▸ **PROBLEM TO WORK ON**
Where does the word "value" show up in the data? Please find each such line and copy it.
*** MATERIAL PROVIDED ***
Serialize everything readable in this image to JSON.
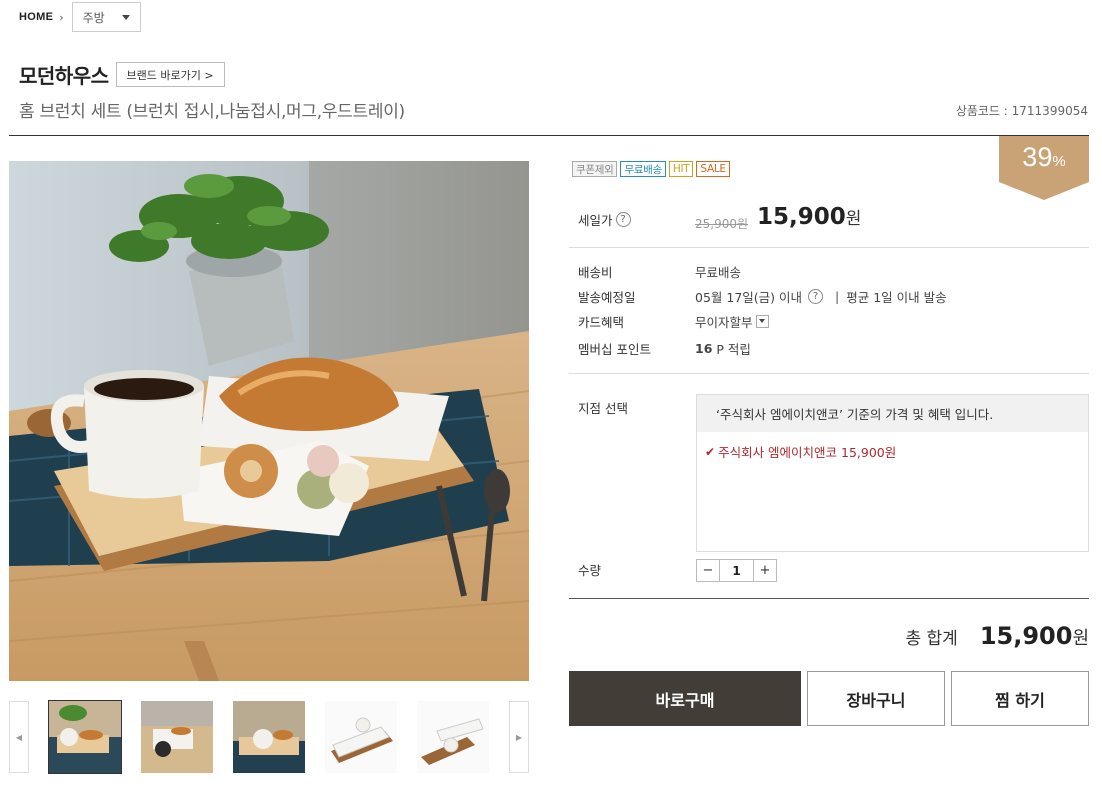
{
  "breadcrumb": {
    "home": "HOME",
    "category": "주방"
  },
  "brand": {
    "name": "모던하우스",
    "link_label": "브랜드 바로가기 >"
  },
  "product": {
    "title": "홈 브런치 세트 (브런치 접시,나눔접시,머그,우드트레이)",
    "code": "상품코드 : 1711399054"
  },
  "badges": [
    {
      "label": "쿠폰제외",
      "color": "#888888"
    },
    {
      "label": "무료배송",
      "color": "#2a8fb5"
    },
    {
      "label": "HIT",
      "color": "#d4a21a"
    },
    {
      "label": "SALE",
      "color": "#d2691e"
    }
  ],
  "discount": {
    "value": "39",
    "unit": "%",
    "color": "#c9a276"
  },
  "price": {
    "label": "세일가",
    "help": "?",
    "original": "25,900원",
    "sale": "15,900",
    "unit": "원"
  },
  "shipping": {
    "label": "배송비",
    "value": "무료배송"
  },
  "delivery": {
    "label": "발송예정일",
    "date": "05월 17일(금) 이내",
    "help": "?",
    "avg": "평균 1일 이내 발송",
    "sep": "|"
  },
  "card": {
    "label": "카드혜택",
    "value": "무이자할부"
  },
  "points": {
    "label": "멤버십 포인트",
    "value": "16",
    "unit": "P 적립"
  },
  "branch": {
    "label": "지점 선택",
    "notice": "‘주식회사 엠에이치앤코’ 기준의 가격 및 혜택 입니다.",
    "selected": "주식회사 엠에이치앤코 15,900원"
  },
  "quantity": {
    "label": "수량",
    "minus": "−",
    "value": "1",
    "plus": "+"
  },
  "total": {
    "label": "총 합계",
    "amount": "15,900",
    "unit": "원"
  },
  "buttons": {
    "buy": "바로구매",
    "cart": "장바구니",
    "wish": "찜 하기"
  },
  "thumbnails": {
    "prev": "◀",
    "next": "▶",
    "count": 5,
    "active_index": 0
  },
  "colors": {
    "accent_dark": "#423e37",
    "branch_red": "#b0282d"
  }
}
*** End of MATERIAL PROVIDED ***
▸ **RESPONSE AREA**
    "value": "39",
    "value": "무료배송"
    "value": "무이자할부"
    "value": "16",
    "value": "1",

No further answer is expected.